**REQUIRED WORK**. Each record below should be output verbatim, without pictures.

*** AVAILABLE DATA ***

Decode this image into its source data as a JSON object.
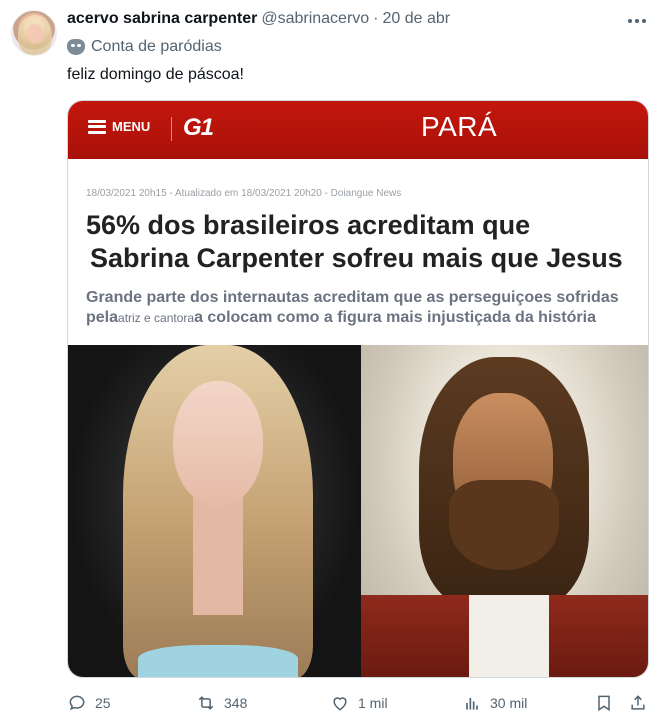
{
  "post": {
    "display_name": "acervo sabrina carpenter",
    "handle": "@sabrinacervo",
    "separator": "·",
    "date": "20 de abr",
    "label": "Conta de paródias",
    "text": "feliz domingo de páscoa!"
  },
  "media": {
    "menu": "MENU",
    "brand": "G1",
    "region": "PARÁ",
    "byline": "18/03/2021 20h15 - Atualizado em 18/03/2021 20h20 - Doiangue News",
    "headline_line1": "56% dos brasileiros acreditam que",
    "headline_line2": "Sabrina Carpenter sofreu mais que Jesus",
    "sub_part1": "Grande parte dos internautas acreditam que as perseguiçoes sofridas",
    "sub_part2": "pela",
    "sub_small": "atriz e cantora",
    "sub_part3": "a colocam como a figura mais injustiçada da história"
  },
  "actions": {
    "replies": "25",
    "reposts": "348",
    "likes": "1 mil",
    "views": "30 mil"
  },
  "icons": [
    "more-icon",
    "parody-mask-icon",
    "reply-icon",
    "repost-icon",
    "like-icon",
    "views-icon",
    "bookmark-icon",
    "share-icon"
  ],
  "colors": {
    "g1_red": "#c4170c",
    "secondary_text": "#536471"
  }
}
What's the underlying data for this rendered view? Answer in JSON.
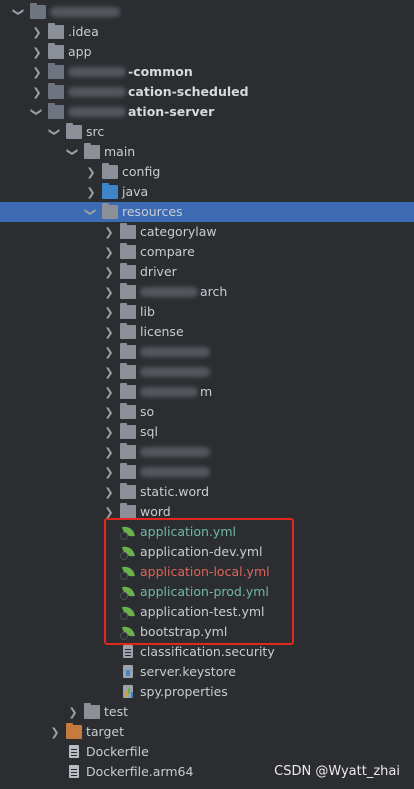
{
  "project_tree": {
    "rows": [
      {
        "depth": 0,
        "expand": "open",
        "icon": "module-folder-icon",
        "label": "",
        "redacted": true,
        "style": "bold"
      },
      {
        "depth": 1,
        "expand": "closed",
        "icon": "folder-icon",
        "label": ".idea",
        "style": ""
      },
      {
        "depth": 1,
        "expand": "closed",
        "icon": "folder-icon",
        "label": "app",
        "style": ""
      },
      {
        "depth": 1,
        "expand": "closed",
        "icon": "module-folder-icon",
        "label": "-common",
        "redacted": true,
        "style": "bold"
      },
      {
        "depth": 1,
        "expand": "closed",
        "icon": "module-folder-icon",
        "label": "cation-scheduled",
        "redacted": true,
        "style": "bold"
      },
      {
        "depth": 1,
        "expand": "open",
        "icon": "module-folder-icon",
        "label": "ation-server",
        "redacted": true,
        "style": "bold"
      },
      {
        "depth": 2,
        "expand": "open",
        "icon": "folder-icon",
        "label": "src",
        "style": ""
      },
      {
        "depth": 3,
        "expand": "open",
        "icon": "folder-icon",
        "label": "main",
        "style": ""
      },
      {
        "depth": 4,
        "expand": "closed",
        "icon": "folder-icon",
        "label": "config",
        "style": ""
      },
      {
        "depth": 4,
        "expand": "closed",
        "icon": "source-folder-icon",
        "label": "java",
        "style": ""
      },
      {
        "depth": 4,
        "expand": "open",
        "icon": "resources-folder-icon",
        "label": "resources",
        "style": "",
        "selected": true
      },
      {
        "depth": 5,
        "expand": "closed",
        "icon": "folder-icon",
        "label": "categorylaw",
        "style": ""
      },
      {
        "depth": 5,
        "expand": "closed",
        "icon": "folder-icon",
        "label": "compare",
        "style": ""
      },
      {
        "depth": 5,
        "expand": "closed",
        "icon": "folder-icon",
        "label": "driver",
        "style": ""
      },
      {
        "depth": 5,
        "expand": "closed",
        "icon": "folder-icon",
        "label": "arch",
        "redacted": true,
        "style": ""
      },
      {
        "depth": 5,
        "expand": "closed",
        "icon": "folder-icon",
        "label": "lib",
        "style": ""
      },
      {
        "depth": 5,
        "expand": "closed",
        "icon": "folder-icon",
        "label": "license",
        "style": ""
      },
      {
        "depth": 5,
        "expand": "closed",
        "icon": "folder-icon",
        "label": "",
        "redacted": true,
        "style": ""
      },
      {
        "depth": 5,
        "expand": "closed",
        "icon": "folder-icon",
        "label": "",
        "redacted": true,
        "style": ""
      },
      {
        "depth": 5,
        "expand": "closed",
        "icon": "folder-icon",
        "label": "m",
        "redacted": true,
        "style": ""
      },
      {
        "depth": 5,
        "expand": "closed",
        "icon": "folder-icon",
        "label": "so",
        "style": ""
      },
      {
        "depth": 5,
        "expand": "closed",
        "icon": "folder-icon",
        "label": "sql",
        "style": ""
      },
      {
        "depth": 5,
        "expand": "closed",
        "icon": "folder-icon",
        "label": "",
        "redacted": true,
        "style": ""
      },
      {
        "depth": 5,
        "expand": "closed",
        "icon": "folder-icon",
        "label": "",
        "redacted": true,
        "style": ""
      },
      {
        "depth": 5,
        "expand": "closed",
        "icon": "folder-icon",
        "label": "static.word",
        "style": ""
      },
      {
        "depth": 5,
        "expand": "closed",
        "icon": "folder-icon",
        "label": "word",
        "style": ""
      },
      {
        "depth": 5,
        "expand": "none",
        "icon": "yml-spring-icon",
        "label": "application.yml",
        "style": "green"
      },
      {
        "depth": 5,
        "expand": "none",
        "icon": "yml-spring-icon",
        "label": "application-dev.yml",
        "style": ""
      },
      {
        "depth": 5,
        "expand": "none",
        "icon": "yml-spring-icon",
        "label": "application-local.yml",
        "style": "red"
      },
      {
        "depth": 5,
        "expand": "none",
        "icon": "yml-spring-icon",
        "label": "application-prod.yml",
        "style": "green"
      },
      {
        "depth": 5,
        "expand": "none",
        "icon": "yml-spring-icon",
        "label": "application-test.yml",
        "style": ""
      },
      {
        "depth": 5,
        "expand": "none",
        "icon": "yml-spring-icon",
        "label": "bootstrap.yml",
        "style": ""
      },
      {
        "depth": 5,
        "expand": "none",
        "icon": "text-file-icon",
        "label": "classification.security",
        "style": ""
      },
      {
        "depth": 5,
        "expand": "none",
        "icon": "keystore-file-icon",
        "label": "server.keystore",
        "style": ""
      },
      {
        "depth": 5,
        "expand": "none",
        "icon": "properties-file-icon",
        "label": "spy.properties",
        "style": ""
      },
      {
        "depth": 3,
        "expand": "closed",
        "icon": "folder-icon",
        "label": "test",
        "style": ""
      },
      {
        "depth": 2,
        "expand": "closed",
        "icon": "excluded-folder-icon",
        "label": "target",
        "style": ""
      },
      {
        "depth": 2,
        "expand": "none",
        "icon": "docker-file-icon",
        "label": "Dockerfile",
        "style": ""
      },
      {
        "depth": 2,
        "expand": "none",
        "icon": "docker-file-icon",
        "label": "Dockerfile.arm64",
        "style": ""
      }
    ]
  },
  "watermark": "CSDN @Wyatt_zhai"
}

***

**RESULT**.
Decode this image into its source data as a JSON object.
{
  "post": {
    "display_name": "acervo sabrina carpenter",
    "handle": "@sabrinacervo",
    "separator": "·",
    "date": "20 de abr",
    "label": "Conta de paródias",
    "text": "feliz domingo de páscoa!"
  },
  "media": {
    "menu": "MENU",
    "brand": "G1",
    "region": "PARÁ",
    "byline": "18/03/2021 20h15 - Atualizado em 18/03/2021 20h20 - Doiangue News",
    "headline_line1": "56% dos brasileiros acreditam que",
    "headline_line2": "Sabrina Carpenter sofreu mais que Jesus",
    "sub_part1": "Grande parte dos internautas acreditam que as perseguiçoes sofridas",
    "sub_part2": "pela",
    "sub_small": "atriz e cantora",
    "sub_part3": "a colocam como a figura mais injustiçada da história"
  },
  "actions": {
    "replies": "25",
    "reposts": "348",
    "likes": "1 mil",
    "views": "30 mil"
  },
  "icons": [
    "more-icon",
    "parody-mask-icon",
    "reply-icon",
    "repost-icon",
    "like-icon",
    "views-icon",
    "bookmark-icon",
    "share-icon"
  ],
  "colors": {
    "g1_red": "#c4170c",
    "secondary_text": "#536471"
  }
}
What's the underlying data for this rendered view? Answer in JSON.
{
  "project_tree": {
    "rows": [
      {
        "depth": 0,
        "expand": "open",
        "icon": "module-folder-icon",
        "label": "",
        "redacted": true,
        "style": "bold"
      },
      {
        "depth": 1,
        "expand": "closed",
        "icon": "folder-icon",
        "label": ".idea",
        "style": ""
      },
      {
        "depth": 1,
        "expand": "closed",
        "icon": "folder-icon",
        "label": "app",
        "style": ""
      },
      {
        "depth": 1,
        "expand": "closed",
        "icon": "module-folder-icon",
        "label": "-common",
        "redacted": true,
        "style": "bold"
      },
      {
        "depth": 1,
        "expand": "closed",
        "icon": "module-folder-icon",
        "label": "cation-scheduled",
        "redacted": true,
        "style": "bold"
      },
      {
        "depth": 1,
        "expand": "open",
        "icon": "module-folder-icon",
        "label": "ation-server",
        "redacted": true,
        "style": "bold"
      },
      {
        "depth": 2,
        "expand": "open",
        "icon": "folder-icon",
        "label": "src",
        "style": ""
      },
      {
        "depth": 3,
        "expand": "open",
        "icon": "folder-icon",
        "label": "main",
        "style": ""
      },
      {
        "depth": 4,
        "expand": "closed",
        "icon": "folder-icon",
        "label": "config",
        "style": ""
      },
      {
        "depth": 4,
        "expand": "closed",
        "icon": "source-folder-icon",
        "label": "java",
        "style": ""
      },
      {
        "depth": 4,
        "expand": "open",
        "icon": "resources-folder-icon",
        "label": "resources",
        "style": "",
        "selected": true
      },
      {
        "depth": 5,
        "expand": "closed",
        "icon": "folder-icon",
        "label": "categorylaw",
        "style": ""
      },
      {
        "depth": 5,
        "expand": "closed",
        "icon": "folder-icon",
        "label": "compare",
        "style": ""
      },
      {
        "depth": 5,
        "expand": "closed",
        "icon": "folder-icon",
        "label": "driver",
        "style": ""
      },
      {
        "depth": 5,
        "expand": "closed",
        "icon": "folder-icon",
        "label": "arch",
        "redacted": true,
        "style": ""
      },
      {
        "depth": 5,
        "expand": "closed",
        "icon": "folder-icon",
        "label": "lib",
        "style": ""
      },
      {
        "depth": 5,
        "expand": "closed",
        "icon": "folder-icon",
        "label": "license",
        "style": ""
      },
      {
        "depth": 5,
        "expand": "closed",
        "icon": "folder-icon",
        "label": "",
        "redacted": true,
        "style": ""
      },
      {
        "depth": 5,
        "expand": "closed",
        "icon": "folder-icon",
        "label": "",
        "redacted": true,
        "style": ""
      },
      {
        "depth": 5,
        "expand": "closed",
        "icon": "folder-icon",
        "label": "m",
        "redacted": true,
        "style": ""
      },
      {
        "depth": 5,
        "expand": "closed",
        "icon": "folder-icon",
        "label": "so",
        "style": ""
      },
      {
        "depth": 5,
        "expand": "closed",
        "icon": "folder-icon",
        "label": "sql",
        "style": ""
      },
      {
        "depth": 5,
        "expand": "closed",
        "icon": "folder-icon",
        "label": "",
        "redacted": true,
        "style": ""
      },
      {
        "depth": 5,
        "expand": "closed",
        "icon": "folder-icon",
        "label": "",
        "redacted": true,
        "style": ""
      },
      {
        "depth": 5,
        "expand": "closed",
        "icon": "folder-icon",
        "label": "static.word",
        "style": ""
      },
      {
        "depth": 5,
        "expand": "closed",
        "icon": "folder-icon",
        "label": "word",
        "style": ""
      },
      {
        "depth": 5,
        "expand": "none",
        "icon": "yml-spring-icon",
        "label": "application.yml",
        "style": "green"
      },
      {
        "depth": 5,
        "expand": "none",
        "icon": "yml-spring-icon",
        "label": "application-dev.yml",
        "style": ""
      },
      {
        "depth": 5,
        "expand": "none",
        "icon": "yml-spring-icon",
        "label": "application-local.yml",
        "style": "red"
      },
      {
        "depth": 5,
        "expand": "none",
        "icon": "yml-spring-icon",
        "label": "application-prod.yml",
        "style": "green"
      },
      {
        "depth": 5,
        "expand": "none",
        "icon": "yml-spring-icon",
        "label": "application-test.yml",
        "style": ""
      },
      {
        "depth": 5,
        "expand": "none",
        "icon": "yml-spring-icon",
        "label": "bootstrap.yml",
        "style": ""
      },
      {
        "depth": 5,
        "expand": "none",
        "icon": "text-file-icon",
        "label": "classification.security",
        "style": ""
      },
      {
        "depth": 5,
        "expand": "none",
        "icon": "keystore-file-icon",
        "label": "server.keystore",
        "style": ""
      },
      {
        "depth": 5,
        "expand": "none",
        "icon": "properties-file-icon",
        "label": "spy.properties",
        "style": ""
      },
      {
        "depth": 3,
        "expand": "closed",
        "icon": "folder-icon",
        "label": "test",
        "style": ""
      },
      {
        "depth": 2,
        "expand": "closed",
        "icon": "excluded-folder-icon",
        "label": "target",
        "style": ""
      },
      {
        "depth": 2,
        "expand": "none",
        "icon": "docker-file-icon",
        "label": "Dockerfile",
        "style": ""
      },
      {
        "depth": 2,
        "expand": "none",
        "icon": "docker-file-icon",
        "label": "Dockerfile.arm64",
        "style": ""
      }
    ]
  },
  "watermark": "CSDN @Wyatt_zhai"
}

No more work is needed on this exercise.